The University sent an email to inform all International Studies majors about the conference earlier in the year. Previous conference topics have included urban slums, human trafficking, and American HIV/AIDS policies.
The NUCHR is the largest undergraduate student-run conference on human rights in the country. Its program includes lectures, panels, group-discussions, specific case studies and experiential learning trips. 37 delegates attended the conference from schools such as New York University, the University of Chicago and Brown University.
It featured lectures from President Raymond C. Offenheiser of Oxfam America and Roger Thurow, a retired journalist for “The Wall Street Journal.”
Delegates also gained firsthand experience in exploring food-related human rights abuses in the country through a community-based learning trip in Chicago.

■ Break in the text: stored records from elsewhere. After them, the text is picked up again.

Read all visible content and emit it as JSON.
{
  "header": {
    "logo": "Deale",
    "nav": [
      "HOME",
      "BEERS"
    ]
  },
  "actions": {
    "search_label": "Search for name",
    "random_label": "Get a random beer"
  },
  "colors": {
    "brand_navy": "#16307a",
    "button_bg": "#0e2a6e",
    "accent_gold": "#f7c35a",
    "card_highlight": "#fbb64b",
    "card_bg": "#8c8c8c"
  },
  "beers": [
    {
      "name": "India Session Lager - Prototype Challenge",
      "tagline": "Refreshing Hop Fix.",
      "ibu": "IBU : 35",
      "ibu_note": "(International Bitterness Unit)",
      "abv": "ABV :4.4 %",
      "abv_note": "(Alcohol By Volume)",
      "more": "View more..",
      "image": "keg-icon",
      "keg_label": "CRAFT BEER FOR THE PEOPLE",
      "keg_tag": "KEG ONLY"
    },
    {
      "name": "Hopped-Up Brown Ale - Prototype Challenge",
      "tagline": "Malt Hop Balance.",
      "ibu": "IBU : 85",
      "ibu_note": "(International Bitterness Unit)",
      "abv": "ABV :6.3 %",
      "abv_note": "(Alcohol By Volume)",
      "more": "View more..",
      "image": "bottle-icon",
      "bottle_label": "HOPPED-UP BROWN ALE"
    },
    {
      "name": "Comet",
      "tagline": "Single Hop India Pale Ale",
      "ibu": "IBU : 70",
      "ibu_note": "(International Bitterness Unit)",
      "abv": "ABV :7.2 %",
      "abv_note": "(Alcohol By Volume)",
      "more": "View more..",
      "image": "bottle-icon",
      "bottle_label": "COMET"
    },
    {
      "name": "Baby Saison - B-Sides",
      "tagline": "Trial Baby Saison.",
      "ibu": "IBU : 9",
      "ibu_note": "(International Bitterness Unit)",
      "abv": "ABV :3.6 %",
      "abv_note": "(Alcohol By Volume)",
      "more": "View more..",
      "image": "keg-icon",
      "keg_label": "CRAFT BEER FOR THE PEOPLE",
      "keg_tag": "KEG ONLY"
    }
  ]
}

“It was interesting to hear so many different perspectives from the speakers themselves, as well as having two opposing views in the same panel,” Itani said.
“I think the good range of students and speakers in the conference really gave us a diversity of opinions,” Pasternak added. “We’ve been very inspired by the work that Northwestern students did in putting together this conference and we hope to start something similar on campus too.”
Washington University anthropology professor Glenn Stone served as a panel leader at the conference.
“The world produces more than enough food to feed everyone, yet we have enormous numbers of people going hungry,” he said. “Saying it’s a distribution problem trivializes it by making it sound like all we need to do is tweak our delivery system. It is much more systemic. We heavily subsidize productions of non-food crops. [Farms] don’t have to pick up the tab for a fouled countryside, tortured animals, depleted aquifers, dead zones, and antibiotic-resistant bacteria.”
Food-related issues continue to proliferate in developed countries. According to the US Department of Agriculture, around 15% of the population experience some form of food insecurity each year, and around 5-6% experience severe food insecurity.
At a local level, Bon Appétit, the University’s caterer, has been involved in several programs to contribute its small bit toward tackling the global food crisis. The groups include the Coalition of Immokalee Workers, the Equitable Food Initiative and TEDxFruitvale.
As a result of Bon Appétit’s Farm to Fork program in 1999, at least 20% of its ingredients originate from small, owner-operated farms in the local area. Since 2011, the program has expanded to include mid-size poultry and hog farms, cattle ranches, dairies, and seafood—covered by the Fish to Fork program.
“We believe buying locally is as much about flavor as it is food security; investing in local food sheds makes long-term sense,” said Jill Duncan, director of marketing and communications for Bon Appétit. “In 2010, we reached a goal of working with 1,000 Farm to Fork farmers, fishers, and artisans.”